*** Opening of Material for this task ***
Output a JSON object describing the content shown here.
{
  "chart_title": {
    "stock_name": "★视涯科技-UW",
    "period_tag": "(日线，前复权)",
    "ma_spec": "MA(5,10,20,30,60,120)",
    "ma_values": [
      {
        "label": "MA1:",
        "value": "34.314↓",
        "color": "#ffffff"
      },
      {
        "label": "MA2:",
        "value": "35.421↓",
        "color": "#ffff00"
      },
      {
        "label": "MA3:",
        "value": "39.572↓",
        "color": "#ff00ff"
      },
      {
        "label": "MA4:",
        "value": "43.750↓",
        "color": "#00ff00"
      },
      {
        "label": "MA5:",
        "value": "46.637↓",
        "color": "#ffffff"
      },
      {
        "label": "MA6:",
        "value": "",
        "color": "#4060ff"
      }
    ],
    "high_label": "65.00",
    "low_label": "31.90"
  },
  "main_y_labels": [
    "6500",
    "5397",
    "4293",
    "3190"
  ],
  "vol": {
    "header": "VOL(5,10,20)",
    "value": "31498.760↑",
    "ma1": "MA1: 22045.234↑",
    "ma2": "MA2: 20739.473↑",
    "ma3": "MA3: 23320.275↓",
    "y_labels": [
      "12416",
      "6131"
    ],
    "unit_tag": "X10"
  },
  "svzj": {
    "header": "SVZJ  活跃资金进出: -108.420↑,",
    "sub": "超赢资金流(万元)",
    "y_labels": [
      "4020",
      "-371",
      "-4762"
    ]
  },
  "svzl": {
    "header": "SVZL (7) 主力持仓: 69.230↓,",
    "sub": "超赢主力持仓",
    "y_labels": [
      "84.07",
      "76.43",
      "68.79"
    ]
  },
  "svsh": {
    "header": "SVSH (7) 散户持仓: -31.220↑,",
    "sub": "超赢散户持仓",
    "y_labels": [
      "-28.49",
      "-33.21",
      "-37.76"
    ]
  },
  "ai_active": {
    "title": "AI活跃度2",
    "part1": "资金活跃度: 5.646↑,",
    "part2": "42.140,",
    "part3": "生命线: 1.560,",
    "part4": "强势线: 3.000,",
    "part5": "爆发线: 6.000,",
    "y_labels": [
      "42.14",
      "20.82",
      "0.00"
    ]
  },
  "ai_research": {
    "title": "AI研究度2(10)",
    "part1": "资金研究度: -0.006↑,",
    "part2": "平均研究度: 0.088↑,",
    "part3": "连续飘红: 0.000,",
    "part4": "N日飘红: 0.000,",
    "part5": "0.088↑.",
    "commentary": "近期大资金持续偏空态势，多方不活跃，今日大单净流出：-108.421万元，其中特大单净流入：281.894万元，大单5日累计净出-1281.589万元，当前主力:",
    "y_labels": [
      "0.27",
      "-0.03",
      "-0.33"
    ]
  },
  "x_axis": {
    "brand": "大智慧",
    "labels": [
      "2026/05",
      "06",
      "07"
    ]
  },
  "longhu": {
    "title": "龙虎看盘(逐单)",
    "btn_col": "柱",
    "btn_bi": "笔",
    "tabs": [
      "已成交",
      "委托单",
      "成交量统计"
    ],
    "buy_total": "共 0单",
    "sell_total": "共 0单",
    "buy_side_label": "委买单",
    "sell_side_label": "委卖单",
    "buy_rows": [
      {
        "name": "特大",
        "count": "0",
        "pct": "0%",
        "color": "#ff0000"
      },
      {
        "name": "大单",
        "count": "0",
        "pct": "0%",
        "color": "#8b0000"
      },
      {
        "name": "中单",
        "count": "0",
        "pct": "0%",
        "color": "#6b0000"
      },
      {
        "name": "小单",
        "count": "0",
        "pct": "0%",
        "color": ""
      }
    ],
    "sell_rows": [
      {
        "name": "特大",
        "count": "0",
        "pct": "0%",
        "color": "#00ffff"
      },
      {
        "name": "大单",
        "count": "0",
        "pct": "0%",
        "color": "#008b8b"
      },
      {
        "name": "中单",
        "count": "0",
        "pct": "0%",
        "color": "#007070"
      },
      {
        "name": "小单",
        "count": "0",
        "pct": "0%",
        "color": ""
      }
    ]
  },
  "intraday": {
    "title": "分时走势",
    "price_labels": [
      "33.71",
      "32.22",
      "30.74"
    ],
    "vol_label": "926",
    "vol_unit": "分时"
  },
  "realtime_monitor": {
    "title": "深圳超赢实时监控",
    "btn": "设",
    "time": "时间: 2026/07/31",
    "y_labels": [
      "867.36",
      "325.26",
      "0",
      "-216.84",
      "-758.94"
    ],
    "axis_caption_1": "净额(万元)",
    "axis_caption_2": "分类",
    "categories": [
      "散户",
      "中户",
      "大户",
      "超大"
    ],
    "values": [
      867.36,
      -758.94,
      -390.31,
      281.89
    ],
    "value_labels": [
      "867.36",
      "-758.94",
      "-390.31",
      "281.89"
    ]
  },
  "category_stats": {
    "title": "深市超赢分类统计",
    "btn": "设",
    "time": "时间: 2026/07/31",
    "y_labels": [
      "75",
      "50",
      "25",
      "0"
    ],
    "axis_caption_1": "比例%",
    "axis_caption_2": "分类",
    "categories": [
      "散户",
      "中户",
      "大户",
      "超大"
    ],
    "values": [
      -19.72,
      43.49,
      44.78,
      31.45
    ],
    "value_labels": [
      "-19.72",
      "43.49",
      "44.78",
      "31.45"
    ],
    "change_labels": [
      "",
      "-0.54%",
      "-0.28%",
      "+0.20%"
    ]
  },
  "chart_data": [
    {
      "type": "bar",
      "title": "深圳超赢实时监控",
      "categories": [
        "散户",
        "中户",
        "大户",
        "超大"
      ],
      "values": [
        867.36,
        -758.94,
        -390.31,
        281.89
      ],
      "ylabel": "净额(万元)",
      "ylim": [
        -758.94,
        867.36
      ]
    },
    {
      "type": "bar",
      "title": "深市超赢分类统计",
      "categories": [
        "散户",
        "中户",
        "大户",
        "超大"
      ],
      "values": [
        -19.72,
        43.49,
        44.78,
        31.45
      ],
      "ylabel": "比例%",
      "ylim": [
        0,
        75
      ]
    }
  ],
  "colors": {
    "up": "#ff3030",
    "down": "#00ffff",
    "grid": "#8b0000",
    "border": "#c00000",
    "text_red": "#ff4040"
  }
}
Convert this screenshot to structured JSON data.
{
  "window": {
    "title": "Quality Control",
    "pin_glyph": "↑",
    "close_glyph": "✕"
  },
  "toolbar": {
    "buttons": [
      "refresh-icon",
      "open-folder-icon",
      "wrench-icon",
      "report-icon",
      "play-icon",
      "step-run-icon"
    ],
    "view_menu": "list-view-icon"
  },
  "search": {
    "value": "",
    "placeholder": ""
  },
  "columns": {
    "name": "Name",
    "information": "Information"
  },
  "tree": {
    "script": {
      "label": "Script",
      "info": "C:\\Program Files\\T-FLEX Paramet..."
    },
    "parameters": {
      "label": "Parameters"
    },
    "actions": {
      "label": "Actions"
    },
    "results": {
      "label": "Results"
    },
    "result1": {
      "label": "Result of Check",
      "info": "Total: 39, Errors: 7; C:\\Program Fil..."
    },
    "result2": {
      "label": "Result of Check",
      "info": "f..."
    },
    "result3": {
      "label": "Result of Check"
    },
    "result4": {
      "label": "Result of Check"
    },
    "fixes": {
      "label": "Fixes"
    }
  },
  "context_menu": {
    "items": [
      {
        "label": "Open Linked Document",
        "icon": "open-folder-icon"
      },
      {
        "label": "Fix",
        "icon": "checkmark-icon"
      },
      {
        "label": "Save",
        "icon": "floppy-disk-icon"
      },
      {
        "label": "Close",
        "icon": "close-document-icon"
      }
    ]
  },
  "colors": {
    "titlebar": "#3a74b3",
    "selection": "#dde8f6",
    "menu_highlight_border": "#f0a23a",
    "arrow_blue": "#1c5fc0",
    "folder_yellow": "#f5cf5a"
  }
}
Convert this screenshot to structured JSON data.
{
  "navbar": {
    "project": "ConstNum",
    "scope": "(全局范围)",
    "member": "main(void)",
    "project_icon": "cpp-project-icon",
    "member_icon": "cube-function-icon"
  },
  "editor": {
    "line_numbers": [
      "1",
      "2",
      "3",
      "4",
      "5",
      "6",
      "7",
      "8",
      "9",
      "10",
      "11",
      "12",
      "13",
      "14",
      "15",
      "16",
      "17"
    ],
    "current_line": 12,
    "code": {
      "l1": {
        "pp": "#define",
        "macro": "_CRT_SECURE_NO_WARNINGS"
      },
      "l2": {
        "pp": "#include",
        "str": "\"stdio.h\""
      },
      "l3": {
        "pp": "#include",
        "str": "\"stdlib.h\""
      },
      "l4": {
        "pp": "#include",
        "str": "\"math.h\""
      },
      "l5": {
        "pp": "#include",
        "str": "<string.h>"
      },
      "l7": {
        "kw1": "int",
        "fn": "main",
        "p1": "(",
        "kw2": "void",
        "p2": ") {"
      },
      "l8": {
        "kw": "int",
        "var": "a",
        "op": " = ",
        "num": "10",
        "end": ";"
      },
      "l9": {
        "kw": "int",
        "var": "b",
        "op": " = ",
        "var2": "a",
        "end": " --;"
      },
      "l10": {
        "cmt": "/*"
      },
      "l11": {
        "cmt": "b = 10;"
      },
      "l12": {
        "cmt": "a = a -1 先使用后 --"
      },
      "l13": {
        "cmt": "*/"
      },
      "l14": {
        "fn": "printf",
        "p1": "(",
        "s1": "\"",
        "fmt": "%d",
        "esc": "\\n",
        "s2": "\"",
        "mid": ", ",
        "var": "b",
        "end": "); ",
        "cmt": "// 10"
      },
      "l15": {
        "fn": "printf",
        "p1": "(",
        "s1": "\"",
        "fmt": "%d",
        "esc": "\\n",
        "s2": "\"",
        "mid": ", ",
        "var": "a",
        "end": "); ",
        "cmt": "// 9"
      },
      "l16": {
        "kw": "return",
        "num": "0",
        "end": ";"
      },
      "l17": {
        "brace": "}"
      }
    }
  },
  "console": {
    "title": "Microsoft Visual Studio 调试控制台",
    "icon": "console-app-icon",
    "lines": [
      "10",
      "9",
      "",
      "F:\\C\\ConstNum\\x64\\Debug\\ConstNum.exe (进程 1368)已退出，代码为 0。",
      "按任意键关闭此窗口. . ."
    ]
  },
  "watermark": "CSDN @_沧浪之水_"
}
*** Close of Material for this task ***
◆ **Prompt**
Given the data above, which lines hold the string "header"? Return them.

◆ **The answer**
    "header": "VOL(5,10,20)",
    "header": "SVZJ  活跃资金进出: -108.420↑,",
    "header": "SVZL (7) 主力持仓: 69.230↓,",
    "header": "SVSH (7) 散户持仓: -31.220↑,",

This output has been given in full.